Rep. Duncan Hunter (R-CA), who was behind a spate of anti-gay amendments to the repeal of "Don't Ask, Don't Tell" which were not approved, is trying again. The bill he has introduced this time actually seeks to ensure homophobia has a place in the U.S. military, and directly contradicts concerns about the repeal disrupting unit cohesion by introducing a measure that would do just that.
The language of the bill:
To amend Public Law 111-321 (Dont’ Ask, Don’t Tell Repeal Act of 2010) to require that… members of the Armed Forces are not pressured to approve of another person’s sexual conduct if that sexual conduct is contrary to the personal principles of the members.
The Army Times reports:
Essentially, this would mean that military people have to accept the presence of gays in the military but they would not have to like it, said an aide familiar with the legislation.
Hunter has tried several times to block or undermine repeal of the ban on open service by gays but has been blocked at every step by the Senate’s refusal to take up any legislation modifying the repeal law.

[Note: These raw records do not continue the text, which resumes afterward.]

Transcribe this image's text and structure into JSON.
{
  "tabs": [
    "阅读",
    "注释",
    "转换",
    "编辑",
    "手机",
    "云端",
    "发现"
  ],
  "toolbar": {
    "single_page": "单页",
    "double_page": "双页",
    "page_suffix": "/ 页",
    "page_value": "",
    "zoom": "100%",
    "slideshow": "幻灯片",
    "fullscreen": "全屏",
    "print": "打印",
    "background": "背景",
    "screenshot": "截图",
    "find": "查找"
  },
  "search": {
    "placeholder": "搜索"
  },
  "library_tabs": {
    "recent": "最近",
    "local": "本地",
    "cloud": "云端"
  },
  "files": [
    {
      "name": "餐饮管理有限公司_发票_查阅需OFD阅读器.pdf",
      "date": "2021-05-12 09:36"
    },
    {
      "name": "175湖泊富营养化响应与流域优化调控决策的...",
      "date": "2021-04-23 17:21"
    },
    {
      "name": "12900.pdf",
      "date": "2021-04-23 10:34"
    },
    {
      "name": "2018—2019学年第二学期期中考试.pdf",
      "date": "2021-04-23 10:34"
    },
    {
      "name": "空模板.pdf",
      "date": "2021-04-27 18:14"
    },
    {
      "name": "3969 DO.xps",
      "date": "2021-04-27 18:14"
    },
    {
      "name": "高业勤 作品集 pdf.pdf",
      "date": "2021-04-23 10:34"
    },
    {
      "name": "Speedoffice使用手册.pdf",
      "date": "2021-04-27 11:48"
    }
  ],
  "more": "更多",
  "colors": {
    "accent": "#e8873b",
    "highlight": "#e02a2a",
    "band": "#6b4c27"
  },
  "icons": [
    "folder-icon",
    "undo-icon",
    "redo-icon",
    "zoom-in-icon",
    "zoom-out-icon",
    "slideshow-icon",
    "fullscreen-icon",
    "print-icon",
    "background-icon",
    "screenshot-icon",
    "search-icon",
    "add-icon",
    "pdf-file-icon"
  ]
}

There also is no guarantee that his new proposal would become law. Hunter might be able to get House leaders to schedule a vote on the legislation before Sept. 20, the day when the ban is scheduled to officially be lifted, but again, the Senate would be unlikely to take up the measure.
Hunter could introduce the bill as early as Sept. 7, when the House resumes work after the August recess.